Activity — A complete answer includes every line below with the word "JSON".

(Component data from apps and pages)
►
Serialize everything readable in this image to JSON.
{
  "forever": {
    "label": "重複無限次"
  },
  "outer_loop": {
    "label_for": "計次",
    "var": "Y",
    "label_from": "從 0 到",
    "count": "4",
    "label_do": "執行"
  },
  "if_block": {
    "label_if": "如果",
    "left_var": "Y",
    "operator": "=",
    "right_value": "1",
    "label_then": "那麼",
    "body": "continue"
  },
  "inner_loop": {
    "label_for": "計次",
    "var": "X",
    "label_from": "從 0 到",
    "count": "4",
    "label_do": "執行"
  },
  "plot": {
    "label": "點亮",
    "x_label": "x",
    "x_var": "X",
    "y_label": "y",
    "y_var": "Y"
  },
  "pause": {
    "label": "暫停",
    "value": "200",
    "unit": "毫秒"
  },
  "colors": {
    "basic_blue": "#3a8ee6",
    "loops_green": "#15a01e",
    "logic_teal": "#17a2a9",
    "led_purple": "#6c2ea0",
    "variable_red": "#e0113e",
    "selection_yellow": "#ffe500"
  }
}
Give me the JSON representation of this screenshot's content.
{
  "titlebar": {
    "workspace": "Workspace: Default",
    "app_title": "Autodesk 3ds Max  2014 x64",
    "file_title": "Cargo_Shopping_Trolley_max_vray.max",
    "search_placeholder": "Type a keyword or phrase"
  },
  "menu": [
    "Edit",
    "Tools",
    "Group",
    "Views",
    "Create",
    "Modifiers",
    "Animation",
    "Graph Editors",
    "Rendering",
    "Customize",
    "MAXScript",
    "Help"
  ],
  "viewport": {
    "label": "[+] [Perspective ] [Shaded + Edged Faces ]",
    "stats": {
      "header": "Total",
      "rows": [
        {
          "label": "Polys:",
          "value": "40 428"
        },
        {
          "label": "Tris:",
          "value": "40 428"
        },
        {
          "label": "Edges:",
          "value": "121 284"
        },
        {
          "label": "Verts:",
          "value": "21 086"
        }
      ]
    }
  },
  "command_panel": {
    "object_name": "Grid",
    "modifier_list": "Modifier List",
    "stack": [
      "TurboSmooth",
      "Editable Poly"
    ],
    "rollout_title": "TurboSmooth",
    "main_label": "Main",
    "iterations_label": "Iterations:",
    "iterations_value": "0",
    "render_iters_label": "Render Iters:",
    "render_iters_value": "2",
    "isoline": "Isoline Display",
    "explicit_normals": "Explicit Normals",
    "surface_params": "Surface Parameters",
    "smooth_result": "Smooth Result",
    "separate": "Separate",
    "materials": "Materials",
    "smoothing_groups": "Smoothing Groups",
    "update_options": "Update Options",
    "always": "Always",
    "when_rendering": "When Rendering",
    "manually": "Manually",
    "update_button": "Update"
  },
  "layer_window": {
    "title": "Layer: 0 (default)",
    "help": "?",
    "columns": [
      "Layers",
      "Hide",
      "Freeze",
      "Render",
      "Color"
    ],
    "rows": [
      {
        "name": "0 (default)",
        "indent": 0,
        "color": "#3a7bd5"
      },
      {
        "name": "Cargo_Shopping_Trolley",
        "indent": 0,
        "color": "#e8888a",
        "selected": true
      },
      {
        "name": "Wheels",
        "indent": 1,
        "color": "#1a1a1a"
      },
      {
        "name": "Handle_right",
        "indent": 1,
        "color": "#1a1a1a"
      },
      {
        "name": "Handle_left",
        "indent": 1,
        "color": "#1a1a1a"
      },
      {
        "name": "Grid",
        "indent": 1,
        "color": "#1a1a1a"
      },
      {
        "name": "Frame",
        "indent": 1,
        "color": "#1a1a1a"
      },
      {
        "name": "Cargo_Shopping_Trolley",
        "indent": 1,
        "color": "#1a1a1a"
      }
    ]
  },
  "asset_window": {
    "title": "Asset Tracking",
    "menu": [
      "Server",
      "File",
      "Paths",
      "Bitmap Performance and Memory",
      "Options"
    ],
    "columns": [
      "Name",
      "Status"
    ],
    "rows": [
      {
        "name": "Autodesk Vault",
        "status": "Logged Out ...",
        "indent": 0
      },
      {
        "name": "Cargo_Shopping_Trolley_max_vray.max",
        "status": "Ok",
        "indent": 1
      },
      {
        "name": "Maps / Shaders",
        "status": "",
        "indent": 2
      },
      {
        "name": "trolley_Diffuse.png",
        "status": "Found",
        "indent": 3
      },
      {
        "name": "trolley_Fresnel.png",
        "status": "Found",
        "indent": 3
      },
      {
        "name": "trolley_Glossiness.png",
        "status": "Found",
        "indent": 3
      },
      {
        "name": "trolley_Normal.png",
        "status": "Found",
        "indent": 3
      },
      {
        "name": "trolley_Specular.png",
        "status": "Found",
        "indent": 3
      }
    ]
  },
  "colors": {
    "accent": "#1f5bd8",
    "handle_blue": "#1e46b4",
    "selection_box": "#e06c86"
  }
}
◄
Problem solution —
Serialize everything readable in this image to JSON.
Give me the JSON representation of this screenshot's content.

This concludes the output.